Editorial: Myopia special issue

15 August 2019
Volume 20, Issue 3

Dr Hema Radhakrishnan, Associate Dean for Social Responsibility and Reader in Optometry at the University of Manchester, is the guest editor of this special edition of Optometry in Practice.

Myopia prevalence is increasing globally at a dramatic rate, with half of the world’s population predicted to be myopic by 2050 if the status quo persists. A patient with high magnitude of myopia is more susceptible to developing ocular pathologies such as myopic macular degeneration, retinal detachment and glaucoma. Controlling the progression of myopia is a part of routine optometric practice in some regions of the world and is becoming more common in the UK with the availability of CE-marked myopia control contact lenses. The College of Optometrists and the British Contact Lens Association (BCLA) have both issued guidelines on myopia management. In the first paper of this special issue, Jones and Logan offer evidence-based advice and practical tips on how to incorporate myopia management into clinical practice. They outline the myopia interventions currently available to clinicians in the UK and provide advice on how these can be implemented in a clinical scenario with a reasonable level of chair time while fitting children with contact lenses.

Orthokeratology is one of the most successful methods of myopia control and is considered to achieve this by altering the peripheral refractive error in myopes. Orthokeratology: background overview and unique case studies presents case studies of myopes corrected with orthokeratology despite having high levels of astigmatism or myopia. This paper shows the changes in peripheral refractive error that take place over the course of a day and demonstrates that sometimes orthokeratology can be successful for corrections outside the standard range.

The third paper in this issue, How effective are atropine eye drops at reducing myopia progression in children? provides a critical appraisal of the literature with regard to clinical use of atropine for myopia control. Low-dose atropine is an effective pharmacological myopia control strategy. Although not yet available commercially in the UK, clinical trials are ongoing at present and the drug could be adopted in the near future for myopia control.

Near work and outdoor activity are two of the major environmental factors influencing myopia development. In their paper, Accommodative function in myopes and the effect of myopia: management strategies on accommodative function and myopia progression, Amrizal et al. discuss the accommodative functions in myopes and how these are influenced by different myopia management options such as contact lenses and atropine. The paper concludes by suggesting that accommodation assessment is an important aspect of myopia management. 

Differentiating myopic changes in the retina from other pathological changes such as glaucoma can often be complicated, as outlined in the article entitled Detecting glaucoma in myopes by Dr Sukumar, a glaucoma and IP-qualified hospital optometrist.

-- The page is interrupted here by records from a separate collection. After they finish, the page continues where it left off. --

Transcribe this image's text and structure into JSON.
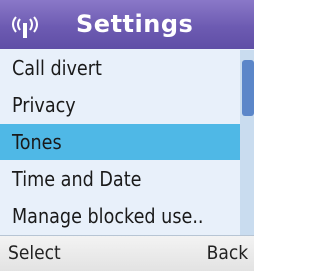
{
  "header": {
    "title": "Settings",
    "icon": "signal-icon"
  },
  "menu": {
    "items": [
      {
        "label": "Call divert",
        "selected": false
      },
      {
        "label": "Privacy",
        "selected": false
      },
      {
        "label": "Tones",
        "selected": true
      },
      {
        "label": "Time and Date",
        "selected": false
      },
      {
        "label": "Manage blocked use..",
        "selected": false
      }
    ]
  },
  "softkeys": {
    "left": "Select",
    "right": "Back"
  },
  "colors": {
    "header": "#6d5bb2",
    "selection": "#4fb8e6",
    "list_background": "#e8f0fa"
  }
}
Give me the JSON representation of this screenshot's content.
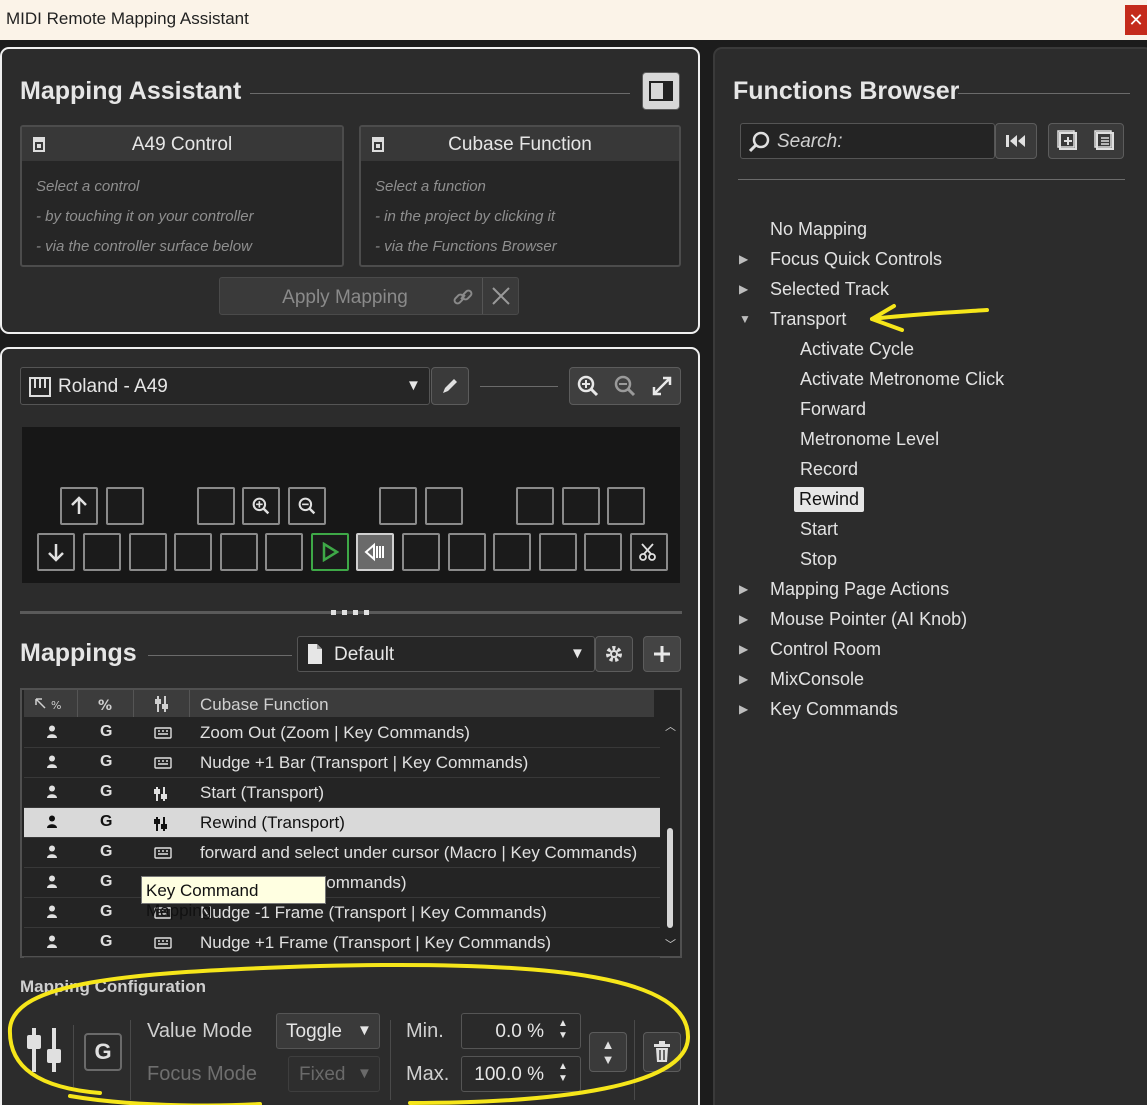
{
  "window": {
    "title": "MIDI Remote Mapping Assistant",
    "close_glyph": "✕"
  },
  "mapping_assistant": {
    "title": "Mapping Assistant",
    "control_card": {
      "title": "A49 Control",
      "hints": [
        "Select a control",
        "- by touching it on your controller",
        "- via the controller surface below"
      ]
    },
    "function_card": {
      "title": "Cubase Function",
      "hints": [
        "Select a function",
        "- in the project by clicking it",
        "- via the Functions Browser"
      ]
    },
    "apply_label": "Apply Mapping"
  },
  "controller": {
    "selected": "Roland - A49"
  },
  "mappings": {
    "title": "Mappings",
    "page": "Default",
    "column_header": "Cubase Function",
    "rows": [
      {
        "g": "G",
        "type": "keyboard",
        "function": "Zoom Out (Zoom | Key Commands)",
        "selected": false
      },
      {
        "g": "G",
        "type": "keyboard",
        "function": "Nudge +1 Bar (Transport | Key Commands)",
        "selected": false
      },
      {
        "g": "G",
        "type": "fader",
        "function": "Start (Transport)",
        "selected": false
      },
      {
        "g": "G",
        "type": "fader",
        "function": "Rewind (Transport)",
        "selected": true
      },
      {
        "g": "G",
        "type": "keyboard",
        "function": "forward and select under cursor (Macro | Key Commands)",
        "selected": false
      },
      {
        "g": "G",
        "type": "keyboard",
        "function": "Cut (Edit | Key Commands)",
        "selected": false
      },
      {
        "g": "G",
        "type": "keyboard",
        "function": "Nudge -1 Frame (Transport | Key Commands)",
        "selected": false
      },
      {
        "g": "G",
        "type": "keyboard",
        "function": "Nudge +1 Frame (Transport | Key Commands)",
        "selected": false
      }
    ],
    "tooltip": "Key Command Mapping"
  },
  "config": {
    "title": "Mapping Configuration",
    "g_label": "G",
    "value_mode_label": "Value Mode",
    "value_mode": "Toggle",
    "focus_mode_label": "Focus Mode",
    "focus_mode": "Fixed",
    "min_label": "Min.",
    "min_value": "0.0 %",
    "max_label": "Max.",
    "max_value": "100.0 %"
  },
  "functions_browser": {
    "title": "Functions Browser",
    "search_placeholder": "Search:",
    "tree": [
      {
        "label": "No Mapping",
        "level": 0,
        "arrow": ""
      },
      {
        "label": "Focus Quick Controls",
        "level": 0,
        "arrow": "▶"
      },
      {
        "label": "Selected Track",
        "level": 0,
        "arrow": "▶"
      },
      {
        "label": "Transport",
        "level": 0,
        "arrow": "▼"
      },
      {
        "label": "Activate Cycle",
        "level": 1,
        "arrow": ""
      },
      {
        "label": "Activate Metronome Click",
        "level": 1,
        "arrow": ""
      },
      {
        "label": "Forward",
        "level": 1,
        "arrow": ""
      },
      {
        "label": "Metronome Level",
        "level": 1,
        "arrow": ""
      },
      {
        "label": "Record",
        "level": 1,
        "arrow": ""
      },
      {
        "label": "Rewind",
        "level": 1,
        "arrow": "",
        "highlighted": true
      },
      {
        "label": "Start",
        "level": 1,
        "arrow": ""
      },
      {
        "label": "Stop",
        "level": 1,
        "arrow": ""
      },
      {
        "label": "Mapping Page Actions",
        "level": 0,
        "arrow": "▶"
      },
      {
        "label": "Mouse Pointer (AI Knob)",
        "level": 0,
        "arrow": "▶"
      },
      {
        "label": "Control Room",
        "level": 0,
        "arrow": "▶"
      },
      {
        "label": "MixConsole",
        "level": 0,
        "arrow": "▶"
      },
      {
        "label": "Key Commands",
        "level": 0,
        "arrow": "▶"
      }
    ]
  },
  "colors": {
    "annotation": "#f6e61a",
    "accent_play": "#3ea847",
    "background": "#2c2c2c"
  }
}
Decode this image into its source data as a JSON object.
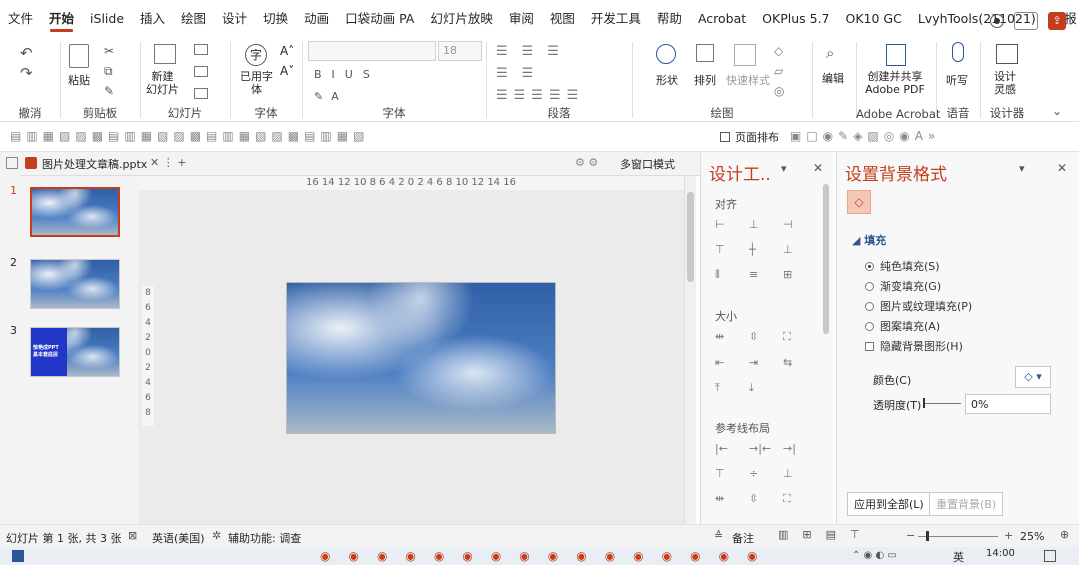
{
  "menu": [
    "文件",
    "开始",
    "iSlide",
    "插入",
    "绘图",
    "设计",
    "切换",
    "动画",
    "口袋动画 PA",
    "幻灯片放映",
    "审阅",
    "视图",
    "开发工具",
    "帮助",
    "Acrobat",
    "OKPlus 5.7",
    "OK10 GC",
    "LvyhTools(211021)",
    "简报"
  ],
  "ribbon": {
    "groups": {
      "undo": "撤消",
      "clipboard": "剪贴板",
      "slides": "幻灯片",
      "font": "字体",
      "font2": "字体",
      "paragraph": "段落",
      "drawing": "绘图",
      "acrobat": "Adobe Acrobat",
      "voice": "语音",
      "designer": "设计器"
    },
    "paste": "粘贴",
    "new_slide": "新建\n幻灯片",
    "used_font": "已用字\n体",
    "font_size": "18",
    "shape": "形状",
    "arrange": "排列",
    "quick_style": "快速样式",
    "edit": "编辑",
    "create_share": "创建并共享\nAdobe PDF",
    "listen": "听写",
    "design_inspiration": "设计\n灵感"
  },
  "qa": {
    "page_sort": "页面排布"
  },
  "tab": {
    "file": "图片处理文章稿.pptx",
    "multiwin": "多窗口模式"
  },
  "ruler": {
    "h": "16 14 12 10 8 6 4 2 0 2 4 6 8 10 12 14 16",
    "v": [
      "8",
      "6",
      "4",
      "2",
      "0",
      "2",
      "4",
      "6",
      "8"
    ]
  },
  "slides": [
    {
      "num": "1"
    },
    {
      "num": "2"
    },
    {
      "num": "3",
      "title": "惊艳成PPT",
      "subtitle": "基本套底层"
    }
  ],
  "design_panel": {
    "title": "设计工..",
    "align": "对齐",
    "size": "大小",
    "guides": "参考线布局"
  },
  "format_panel": {
    "title": "设置背景格式",
    "section": "填充",
    "options": [
      "纯色填充(S)",
      "渐变填充(G)",
      "图片或纹理填充(P)",
      "图案填充(A)"
    ],
    "hide_bg": "隐藏背景图形(H)",
    "color_label": "颜色(C)",
    "transparency_label": "透明度(T)",
    "transparency_value": "0%",
    "apply_all": "应用到全部(L)",
    "reset": "重置背景(B)"
  },
  "status": {
    "slide_info": "幻灯片 第 1 张, 共 3 张",
    "language": "英语(美国)",
    "accessibility": "辅助功能: 调查",
    "notes": "备注",
    "zoom": "25%"
  },
  "taskbar": {
    "time": "14:00",
    "lang": "英"
  },
  "colors": {
    "accent": "#c43e1c",
    "bluetext": "#2b579a"
  }
}
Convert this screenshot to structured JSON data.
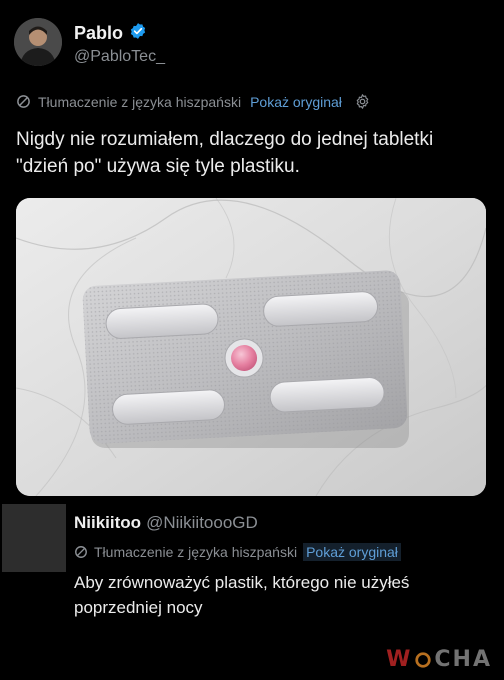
{
  "author": {
    "display_name": "Pablo",
    "handle": "@PabloTec_",
    "verified_icon": "verified-badge-icon",
    "verified_color": "#1d9bf0"
  },
  "translation": {
    "label": "Tłumaczenie z języka hiszpański",
    "show_original": "Pokaż oryginał",
    "settings_icon": "gear-icon"
  },
  "tweet": {
    "text": "Nigdy nie rozumiałem, dlaczego do jednej tabletki \"dzień po\" używa się tyle plastiku."
  },
  "reply": {
    "display_name": "Niikiitoo",
    "handle": "@NiikiitoooGD",
    "translation_label": "Tłumaczenie z języka hiszpański",
    "show_original": "Pokaż oryginał",
    "text": "Aby zrównoważyć plastik, którego nie użyłeś poprzedniej nocy"
  },
  "watermark": {
    "prefix": "W",
    "rest": "CHA"
  },
  "colors": {
    "background": "#000000",
    "text": "#e7e9ea",
    "secondary": "#8b8f94",
    "link": "#5f9ed6",
    "pill": "#e57fa0"
  }
}
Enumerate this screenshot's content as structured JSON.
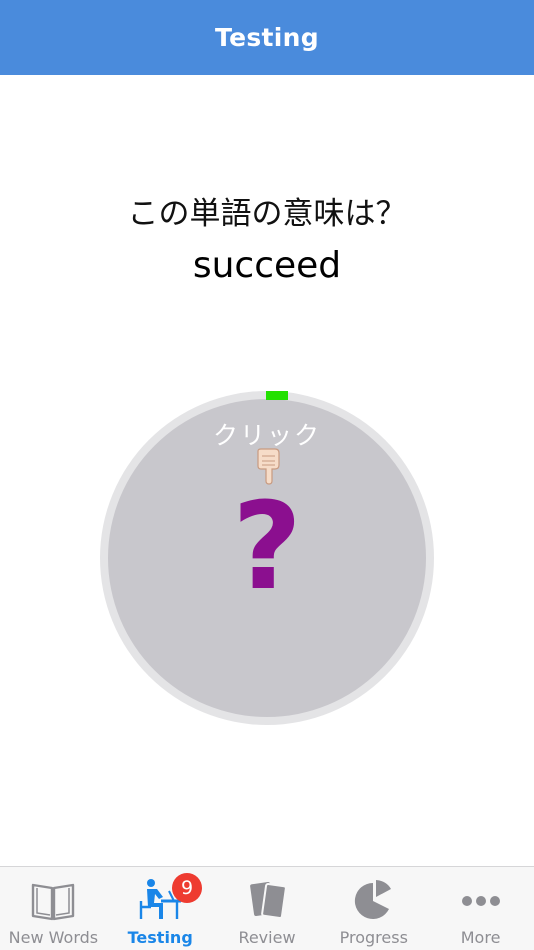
{
  "nav": {
    "title": "Testing"
  },
  "quiz": {
    "prompt": "この単語の意味は？",
    "word": "succeed",
    "card_hint": "クリック",
    "card_symbol": "?"
  },
  "colors": {
    "nav_bar": "#4a8bdc",
    "card_fill": "#c8c7cc",
    "card_ring": "#e4e4e6",
    "progress_marker": "#22e000",
    "question_mark": "#8b0f8f",
    "active_tab": "#1a86e8",
    "inactive_tab": "#8e8e93",
    "badge": "#ee3b30"
  },
  "icons": {
    "hint": "pointing-down-hand-icon",
    "new_words": "open-book-icon",
    "testing": "student-at-desk-icon",
    "review": "cards-icon",
    "progress": "pie-chart-icon",
    "more": "ellipsis-icon"
  },
  "tabbar": {
    "tabs": [
      {
        "label": "New Words",
        "icon": "open-book-icon",
        "active": false
      },
      {
        "label": "Testing",
        "icon": "student-at-desk-icon",
        "active": true,
        "badge": "9"
      },
      {
        "label": "Review",
        "icon": "cards-icon",
        "active": false
      },
      {
        "label": "Progress",
        "icon": "pie-chart-icon",
        "active": false
      },
      {
        "label": "More",
        "icon": "ellipsis-icon",
        "active": false
      }
    ]
  }
}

The paper shows how OCT can be useful in differentiating glaucomatous changes from myopic degeneration and gives practical tips on what changes to look out for in the visual field when a patient has myopia and/or glaucoma.

The demand for myopia control is set to grow in the near future. I hope this special issue proves to be of interest and provides food for thought around myopia management.

Author(s)

Dr Hema Radhakrishnan PPhD MCOptom FHEA

Hema has been an academic at the University of Manchester since 2005. She teaches optometry students at Manchester and conducts research on various aspects of physiological optics and the anterior eye. She has published over 75 peer-reviewed papers in leading optometry and ophthalmology journals and over 100 conference presentations have been made by her group. Hema has received various awards for her research in physiological optics, including the Neil Charman Medal from the College of Optometrists (2015) and inaugural Bernard Gilmartin OPO award (2011) for a highly regarded paper published in Ophthalmic and Physiological Optics in the preceding 5 years.

Related further reading

With half the world's population estimated to be myopic by 2050, Olivier Denève, our Head of Policy and Public Affairs, asks how we can explain the risks and benefits to patients.

Heart attacks transiently increase in number when the clocks go forward. Diabetic retinopathy and glaucoma can interfere with the body’s sleep-wake cycles. Becky McCall examines the relationship between the eye and sleep.

Here we summarise three research papers from a recent issue of Optometry in Practice.